> [What to work on]: Using the entries that follow, collect the lines where the word "group" appears.

> [Study material]:
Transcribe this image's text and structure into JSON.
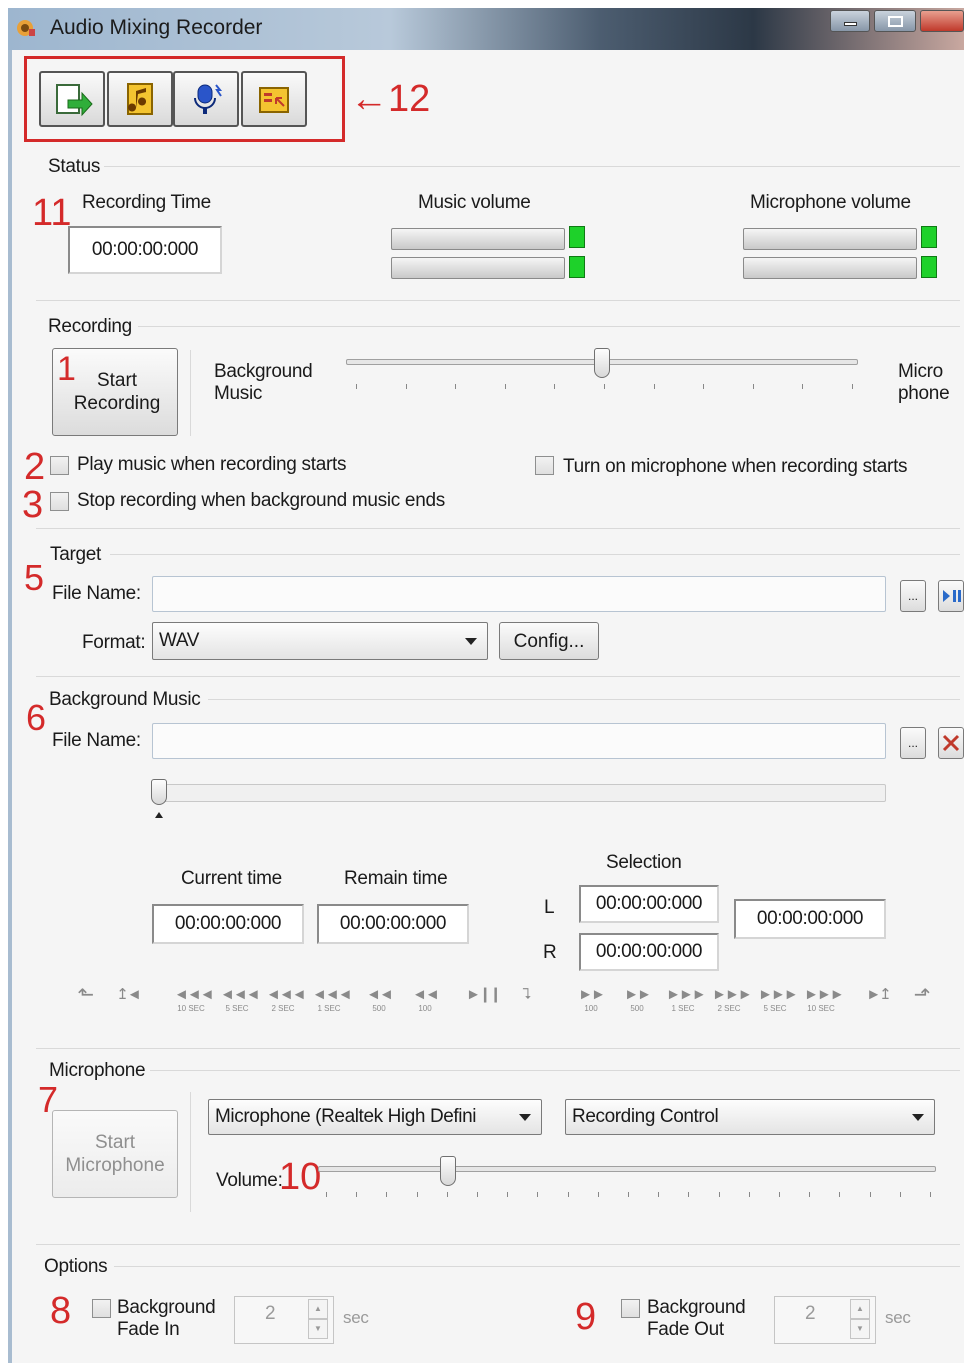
{
  "window": {
    "title": "Audio Mixing Recorder"
  },
  "annotations": {
    "a1": "1",
    "a2": "2",
    "a3": "3",
    "a5": "5",
    "a6": "6",
    "a7": "7",
    "a8": "8",
    "a9": "9",
    "a10": "10",
    "a11": "11",
    "a12": "←12"
  },
  "status": {
    "group": "Status",
    "recording_time_label": "Recording Time",
    "recording_time": "00:00:00:000",
    "music_volume_label": "Music volume",
    "mic_volume_label": "Microphone volume"
  },
  "recording": {
    "group": "Recording",
    "start_button": "Start Recording",
    "background_music": "Background Music",
    "micro_phone": "Micro phone",
    "play_music": "Play music when recording starts",
    "stop_recording": "Stop recording when background music ends",
    "turn_on_mic": "Turn on microphone when recording starts"
  },
  "target": {
    "group": "Target",
    "file_name_label": "File Name:",
    "file_name": "",
    "browse": "...",
    "format_label": "Format:",
    "format_value": "WAV",
    "config_button": "Config..."
  },
  "bgmusic": {
    "group": "Background Music",
    "file_name_label": "File Name:",
    "file_name": "",
    "browse": "...",
    "current_time_label": "Current time",
    "remain_time_label": "Remain time",
    "selection_label": "Selection",
    "current_time": "00:00:00:000",
    "remain_time": "00:00:00:000",
    "l_label": "L",
    "r_label": "R",
    "sel_l": "00:00:00:000",
    "sel_r": "00:00:00:000",
    "sel_len": "00:00:00:000",
    "transport": [
      {
        "g": "◄◄◄",
        "s": "10 SEC"
      },
      {
        "g": "◄◄◄",
        "s": "5 SEC"
      },
      {
        "g": "◄◄◄",
        "s": "2 SEC"
      },
      {
        "g": "◄◄◄",
        "s": "1 SEC"
      },
      {
        "g": "◄◄",
        "s": "500"
      },
      {
        "g": "◄◄",
        "s": "100"
      },
      {
        "g": "►►",
        "s": "100"
      },
      {
        "g": "►►",
        "s": "500"
      },
      {
        "g": "►►►",
        "s": "1 SEC"
      },
      {
        "g": "►►►",
        "s": "2 SEC"
      },
      {
        "g": "►►►",
        "s": "5 SEC"
      },
      {
        "g": "►►►",
        "s": "10 SEC"
      }
    ]
  },
  "microphone": {
    "group": "Microphone",
    "start_button": "Start Microphone",
    "device": "Microphone (Realtek High Defini",
    "control": "Recording Control",
    "volume_label": "Volume:"
  },
  "options": {
    "group": "Options",
    "fade_in_label": "Background Fade In",
    "fade_in_value": "2",
    "fade_out_label": "Background Fade Out",
    "fade_out_value": "2",
    "unit": "sec"
  },
  "colors": {
    "annotation": "#d42a2a",
    "led": "#1ed12a"
  }
}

> [Response area]:
    "group": "Status",
    "group": "Recording",
    "group": "Target",
    "group": "Background Music",
    "group": "Microphone",
    "group": "Options",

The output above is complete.